→ **Task requirements**: Retype the data that follows line by line, exactly, and leave its pictures out.

━━━ Stored data

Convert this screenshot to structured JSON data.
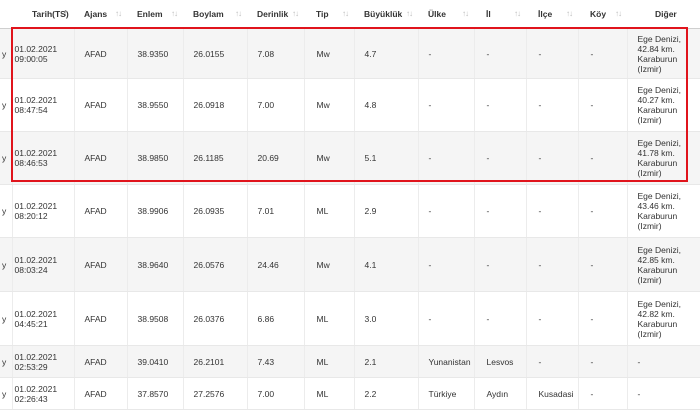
{
  "columns": [
    {
      "key": "first",
      "label": ""
    },
    {
      "key": "tarih",
      "label": "Tarih(TS)"
    },
    {
      "key": "ajans",
      "label": "Ajans"
    },
    {
      "key": "enlem",
      "label": "Enlem"
    },
    {
      "key": "boylam",
      "label": "Boylam"
    },
    {
      "key": "derinlik",
      "label": "Derinlik"
    },
    {
      "key": "tip",
      "label": "Tip"
    },
    {
      "key": "buyukluk",
      "label": "Büyüklük"
    },
    {
      "key": "ulke",
      "label": "Ülke"
    },
    {
      "key": "il",
      "label": "İl"
    },
    {
      "key": "ilce",
      "label": "İlçe"
    },
    {
      "key": "koy",
      "label": "Köy"
    },
    {
      "key": "diger",
      "label": "Diğer"
    }
  ],
  "rows": [
    {
      "first": "y",
      "tarih_date": "01.02.2021",
      "tarih_time": "09:00:05",
      "ajans": "AFAD",
      "enlem": "38.9350",
      "boylam": "26.0155",
      "derinlik": "7.08",
      "tip": "Mw",
      "buyukluk": "4.7",
      "ulke": "-",
      "il": "-",
      "ilce": "-",
      "koy": "-",
      "diger_1": "Ege Denizi,",
      "diger_2": "42.84 km.",
      "diger_3": "Karaburun",
      "diger_4": "(Izmir)"
    },
    {
      "first": "y",
      "tarih_date": "01.02.2021",
      "tarih_time": "08:47:54",
      "ajans": "AFAD",
      "enlem": "38.9550",
      "boylam": "26.0918",
      "derinlik": "7.00",
      "tip": "Mw",
      "buyukluk": "4.8",
      "ulke": "-",
      "il": "-",
      "ilce": "-",
      "koy": "-",
      "diger_1": "Ege Denizi,",
      "diger_2": "40.27 km.",
      "diger_3": "Karaburun",
      "diger_4": "(Izmir)"
    },
    {
      "first": "y",
      "tarih_date": "01.02.2021",
      "tarih_time": "08:46:53",
      "ajans": "AFAD",
      "enlem": "38.9850",
      "boylam": "26.1185",
      "derinlik": "20.69",
      "tip": "Mw",
      "buyukluk": "5.1",
      "ulke": "-",
      "il": "-",
      "ilce": "-",
      "koy": "-",
      "diger_1": "Ege Denizi,",
      "diger_2": "41.78 km.",
      "diger_3": "Karaburun",
      "diger_4": "(Izmir)"
    },
    {
      "first": "y",
      "tarih_date": "01.02.2021",
      "tarih_time": "08:20:12",
      "ajans": "AFAD",
      "enlem": "38.9906",
      "boylam": "26.0935",
      "derinlik": "7.01",
      "tip": "ML",
      "buyukluk": "2.9",
      "ulke": "-",
      "il": "-",
      "ilce": "-",
      "koy": "-",
      "diger_1": "Ege Denizi,",
      "diger_2": "43.46 km.",
      "diger_3": "Karaburun",
      "diger_4": "(Izmir)"
    },
    {
      "first": "y",
      "tarih_date": "01.02.2021",
      "tarih_time": "08:03:24",
      "ajans": "AFAD",
      "enlem": "38.9640",
      "boylam": "26.0576",
      "derinlik": "24.46",
      "tip": "Mw",
      "buyukluk": "4.1",
      "ulke": "-",
      "il": "-",
      "ilce": "-",
      "koy": "-",
      "diger_1": "Ege Denizi,",
      "diger_2": "42.85 km.",
      "diger_3": "Karaburun",
      "diger_4": "(Izmir)"
    },
    {
      "first": "y",
      "tarih_date": "01.02.2021",
      "tarih_time": "04:45:21",
      "ajans": "AFAD",
      "enlem": "38.9508",
      "boylam": "26.0376",
      "derinlik": "6.86",
      "tip": "ML",
      "buyukluk": "3.0",
      "ulke": "-",
      "il": "-",
      "ilce": "-",
      "koy": "-",
      "diger_1": "Ege Denizi,",
      "diger_2": "42.82 km.",
      "diger_3": "Karaburun",
      "diger_4": "(Izmir)"
    },
    {
      "first": "y",
      "tarih_date": "01.02.2021",
      "tarih_time": "02:53:29",
      "ajans": "AFAD",
      "enlem": "39.0410",
      "boylam": "26.2101",
      "derinlik": "7.43",
      "tip": "ML",
      "buyukluk": "2.1",
      "ulke": "Yunanistan",
      "il": "Lesvos",
      "ilce": "-",
      "koy": "-",
      "diger_1": "-",
      "diger_2": "",
      "diger_3": "",
      "diger_4": ""
    },
    {
      "first": "y",
      "tarih_date": "01.02.2021",
      "tarih_time": "02:26:43",
      "ajans": "AFAD",
      "enlem": "37.8570",
      "boylam": "27.2576",
      "derinlik": "7.00",
      "tip": "ML",
      "buyukluk": "2.2",
      "ulke": "Türkiye",
      "il": "Aydın",
      "ilce": "Kusadasi",
      "koy": "-",
      "diger_1": "-",
      "diger_2": "",
      "diger_3": "",
      "diger_4": ""
    }
  ],
  "icons": {
    "sort": "sort-arrows-icon",
    "sort_active": "sort-desc-icon"
  },
  "colors": {
    "highlight": "#e0141c",
    "row_alt": "#f5f5f5"
  }
}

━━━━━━

→ **Task result**:
Convert this screenshot to structured JSON data.
{
  "columns": [
    {
      "key": "first",
      "label": ""
    },
    {
      "key": "tarih",
      "label": "Tarih(TS)"
    },
    {
      "key": "ajans",
      "label": "Ajans"
    },
    {
      "key": "enlem",
      "label": "Enlem"
    },
    {
      "key": "boylam",
      "label": "Boylam"
    },
    {
      "key": "derinlik",
      "label": "Derinlik"
    },
    {
      "key": "tip",
      "label": "Tip"
    },
    {
      "key": "buyukluk",
      "label": "Büyüklük"
    },
    {
      "key": "ulke",
      "label": "Ülke"
    },
    {
      "key": "il",
      "label": "İl"
    },
    {
      "key": "ilce",
      "label": "İlçe"
    },
    {
      "key": "koy",
      "label": "Köy"
    },
    {
      "key": "diger",
      "label": "Diğer"
    }
  ],
  "rows": [
    {
      "first": "y",
      "tarih_date": "01.02.2021",
      "tarih_time": "09:00:05",
      "ajans": "AFAD",
      "enlem": "38.9350",
      "boylam": "26.0155",
      "derinlik": "7.08",
      "tip": "Mw",
      "buyukluk": "4.7",
      "ulke": "-",
      "il": "-",
      "ilce": "-",
      "koy": "-",
      "diger_1": "Ege Denizi,",
      "diger_2": "42.84 km.",
      "diger_3": "Karaburun",
      "diger_4": "(Izmir)"
    },
    {
      "first": "y",
      "tarih_date": "01.02.2021",
      "tarih_time": "08:47:54",
      "ajans": "AFAD",
      "enlem": "38.9550",
      "boylam": "26.0918",
      "derinlik": "7.00",
      "tip": "Mw",
      "buyukluk": "4.8",
      "ulke": "-",
      "il": "-",
      "ilce": "-",
      "koy": "-",
      "diger_1": "Ege Denizi,",
      "diger_2": "40.27 km.",
      "diger_3": "Karaburun",
      "diger_4": "(Izmir)"
    },
    {
      "first": "y",
      "tarih_date": "01.02.2021",
      "tarih_time": "08:46:53",
      "ajans": "AFAD",
      "enlem": "38.9850",
      "boylam": "26.1185",
      "derinlik": "20.69",
      "tip": "Mw",
      "buyukluk": "5.1",
      "ulke": "-",
      "il": "-",
      "ilce": "-",
      "koy": "-",
      "diger_1": "Ege Denizi,",
      "diger_2": "41.78 km.",
      "diger_3": "Karaburun",
      "diger_4": "(Izmir)"
    },
    {
      "first": "y",
      "tarih_date": "01.02.2021",
      "tarih_time": "08:20:12",
      "ajans": "AFAD",
      "enlem": "38.9906",
      "boylam": "26.0935",
      "derinlik": "7.01",
      "tip": "ML",
      "buyukluk": "2.9",
      "ulke": "-",
      "il": "-",
      "ilce": "-",
      "koy": "-",
      "diger_1": "Ege Denizi,",
      "diger_2": "43.46 km.",
      "diger_3": "Karaburun",
      "diger_4": "(Izmir)"
    },
    {
      "first": "y",
      "tarih_date": "01.02.2021",
      "tarih_time": "08:03:24",
      "ajans": "AFAD",
      "enlem": "38.9640",
      "boylam": "26.0576",
      "derinlik": "24.46",
      "tip": "Mw",
      "buyukluk": "4.1",
      "ulke": "-",
      "il": "-",
      "ilce": "-",
      "koy": "-",
      "diger_1": "Ege Denizi,",
      "diger_2": "42.85 km.",
      "diger_3": "Karaburun",
      "diger_4": "(Izmir)"
    },
    {
      "first": "y",
      "tarih_date": "01.02.2021",
      "tarih_time": "04:45:21",
      "ajans": "AFAD",
      "enlem": "38.9508",
      "boylam": "26.0376",
      "derinlik": "6.86",
      "tip": "ML",
      "buyukluk": "3.0",
      "ulke": "-",
      "il": "-",
      "ilce": "-",
      "koy": "-",
      "diger_1": "Ege Denizi,",
      "diger_2": "42.82 km.",
      "diger_3": "Karaburun",
      "diger_4": "(Izmir)"
    },
    {
      "first": "y",
      "tarih_date": "01.02.2021",
      "tarih_time": "02:53:29",
      "ajans": "AFAD",
      "enlem": "39.0410",
      "boylam": "26.2101",
      "derinlik": "7.43",
      "tip": "ML",
      "buyukluk": "2.1",
      "ulke": "Yunanistan",
      "il": "Lesvos",
      "ilce": "-",
      "koy": "-",
      "diger_1": "-",
      "diger_2": "",
      "diger_3": "",
      "diger_4": ""
    },
    {
      "first": "y",
      "tarih_date": "01.02.2021",
      "tarih_time": "02:26:43",
      "ajans": "AFAD",
      "enlem": "37.8570",
      "boylam": "27.2576",
      "derinlik": "7.00",
      "tip": "ML",
      "buyukluk": "2.2",
      "ulke": "Türkiye",
      "il": "Aydın",
      "ilce": "Kusadasi",
      "koy": "-",
      "diger_1": "-",
      "diger_2": "",
      "diger_3": "",
      "diger_4": ""
    }
  ],
  "icons": {
    "sort": "sort-arrows-icon",
    "sort_active": "sort-desc-icon"
  },
  "colors": {
    "highlight": "#e0141c",
    "row_alt": "#f5f5f5"
  }
}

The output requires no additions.